Home 2013 races Where’s Pete Snyder’s Money Coming From?

Where’s Pete Snyder’s Money Coming From?


A story posted back in February on JH Politics about one of the leading Republican candidates for Virginia’s next Lt. Governor should have received a lot more attention than it did. The gist of it is that a “huge chunk” of Pete Snyder’s funding has come from one source – “the Ending Spending Fund, an independent Super PAC,” which has “invested $235,000 in Snyder, and this is before he’s even the Republican standard bearer.” As JH Politics points out, “It’s a dazzling sum at this stage in the race.” It also makes “Ending Spending” by far and away Snyder’s top donor, with the runner trailing by $225,000.

To put it in perspective, JH Politics compares the ginormous amount of money “Ending Spending” has poured into Snyder’s 2013 campaign with how much they spent against Tim Kaine in 2012, and finds that it’s a great deal more for Snyder. Which raises the question, “Is Pete Snyder’s election to Lieutenant Governor, a part-time position that five other viable Republicans are running for, worth $100,000 more than a United States Senate seat?” Apparently, “Ending Spending” sees having Snyder breaking ties in our State Senate as highly valuable, the only real question is “what’s in it for them, exactly?”

Who is behind “Ending Spending?” According to Open Secrets:

Ending Spending is a conservative 501(c)4 group that focuses on federal spending and the national debt. The group originally targeted earmarks, but broadened its message to include balancing the federal budget and paying down the national debt. The group was founded by Joe Ricketts, the former CEO of TD Ameritrade and a known conservative backer. Brian Baker, the current president of Ending Spending, was an adviser to former Sens. Robert Dole and Richard Shelby. The group does not disclose its donors, and its money goes towards electioneering expenses.

Also, according to Open Secrets, in the 2011-2012 cycle, “Ending Spending” had $13,250,766 in independent expenditures ($6,452,125 for Republican candidates and $6,674,460 against Democratic candidates). It all kind of gives you a warm, fuzzy feeling, doesn’t it? No, I didn’t think so.

Just to give you a flavor for how slimy this group is, check this out:

On May 17, 2012, The New York Times published a story by Jeff Zeleny and Jim Rutenberg reporting that The Ending Spending Action fund had been presented with a 54-page proposal entitled, “The Defeat of Barack Hussein Obama: the Ricketts Plan to End His Spending for Good.” According to the Times, the proposal, written by a vendor seeking to be hired by Ending Spending, suggested a $10-million ad campaign to “attack President Obama in ways that Republicans have so far shied away” and called for “running commercials linking Mr. Obama to incendiary comments by his former spiritual adviser, the Reverend Jeremiah A. Wright.”

As if all that’s not bad enough, there’s this issue as well:

Virginia Republicans deserve to know whether Snyder was involved in discussions with Ending Spending PAC (which would be a violation of campaign finance law due to his position as Victory Chairman) [in 2012]. If he was involved in illegal conversations, did he ask Ending Spending to withhold money for his inevitable run?
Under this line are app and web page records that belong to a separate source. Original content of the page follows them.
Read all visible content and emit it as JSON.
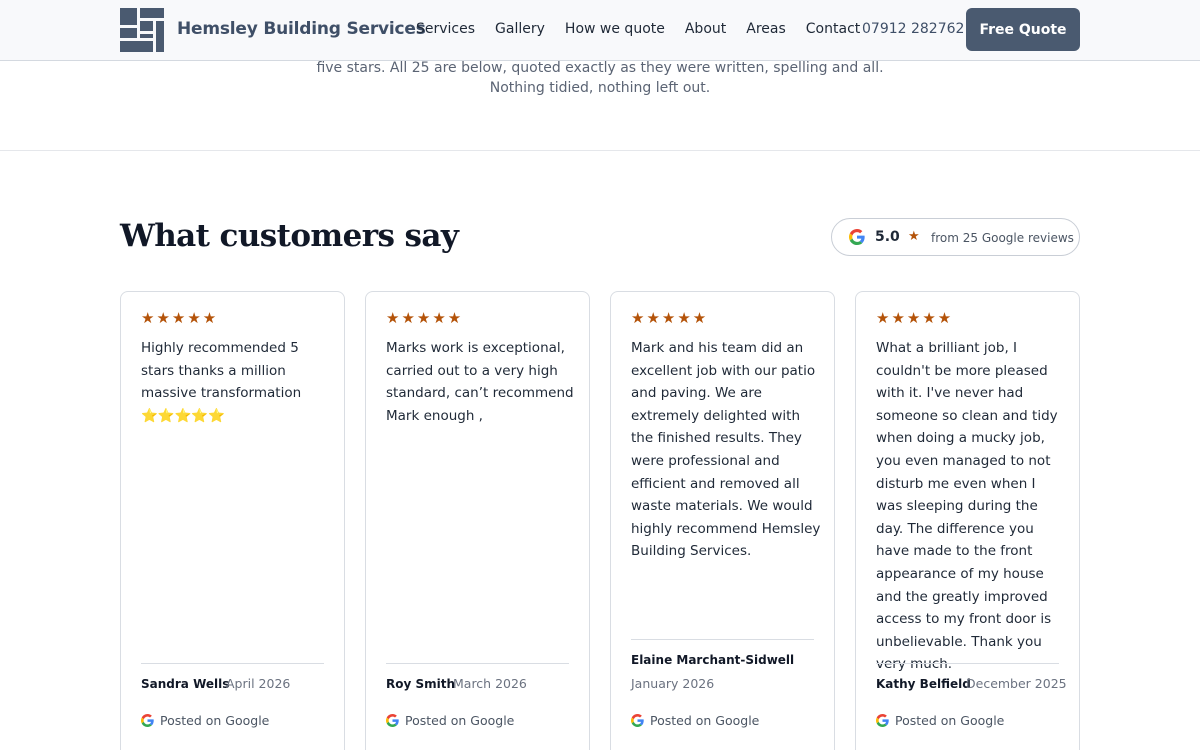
{
  "header": {
    "brand": "Hemsley Building Services",
    "nav": [
      "Services",
      "Gallery",
      "How we quote",
      "About",
      "Areas",
      "Contact"
    ],
    "phone": "07912 282762",
    "cta_label": "Free Quote"
  },
  "intro": {
    "line1": "five stars. All 25 are below, quoted exactly as they were written, spelling and all.",
    "line2": "Nothing tidied, nothing left out."
  },
  "section": {
    "title": "What customers say",
    "rating_value": "5.0",
    "rating_star": "★",
    "rating_count": "from 25 Google reviews"
  },
  "reviews": [
    {
      "stars": "★★★★★",
      "text": "Highly recommended 5 stars thanks a million massive transformation ⭐⭐⭐⭐⭐",
      "author": "Sandra Wells",
      "date": "April 2026",
      "posted": "Posted on Google"
    },
    {
      "stars": "★★★★★",
      "text": "Marks work is exceptional, carried out to a very high standard, can’t recommend Mark enough ,",
      "author": "Roy Smith",
      "date": "March 2026",
      "posted": "Posted on Google"
    },
    {
      "stars": "★★★★★",
      "text": "Mark and his team did an excellent job with our patio and paving. We are extremely delighted with the finished results. They were professional and efficient and removed all waste materials. We would highly recommend Hemsley Building Services.",
      "author": "Elaine Marchant-Sidwell",
      "date": "January 2026",
      "posted": "Posted on Google"
    },
    {
      "stars": "★★★★★",
      "text": "What a brilliant job, I couldn't be more pleased with it. I've never had someone so clean and tidy when doing a mucky job, you even managed to not disturb me even when I was sleeping during the day. The difference you have made to the front appearance of my house and the greatly improved access to my front door is unbelievable. Thank you very much.",
      "author": "Kathy Belfield",
      "date": "December 2025",
      "posted": "Posted on Google"
    }
  ]
}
Inquiring minds want to know.


Speaking of 2012, on February 18 of that year, “Ending Spending” staff posted this endorsement of Snyder on their blog. Then, on December 26, 2012, Snyder got $235k from “Ending Spending.” Interestingly, it is unclear whether the contribution came from the “Ending Spending PAC” (a federal political action committee) or the “Ending Spending Fund” (a 501(c)4 Super PAC). But either way, my understanding is that under Virginia campaign finance law, “Ending Spending” should have to register in Virginia if they are involved in expressly advocating for a Virginia candidate. In fact, I’ve been told by a knowledgeable source that under a certain Virginia designation, they could even be forced to disclose their donors. According to this same source, Snyder is also supposed to confirm that the PAC is registered upon receipt of a contribution. From what I can tell, they have not done so. So could there be a potential technical violation of Virginia law, or an attempt – for whatever reason(s) – to cover up the real source of the money? It’s hard to say.

In sum, what we have here is a shady out-of-state group, funded by a single, reclusive, far-right-wing, anti-Obama billionaire, trying to single-handedly select our next lieutenant governor. Oh, and that potential lieutenant governor appears to be skirting Virginia campaign finance laws, if not outright violating them. I don’t know about you, but none of that makes me particularly comfortable.

P.S. Here’s some interesting reading on “Ending Spending”/Joe Ricketts’ (failed) foray into Harry Reid’s reelection.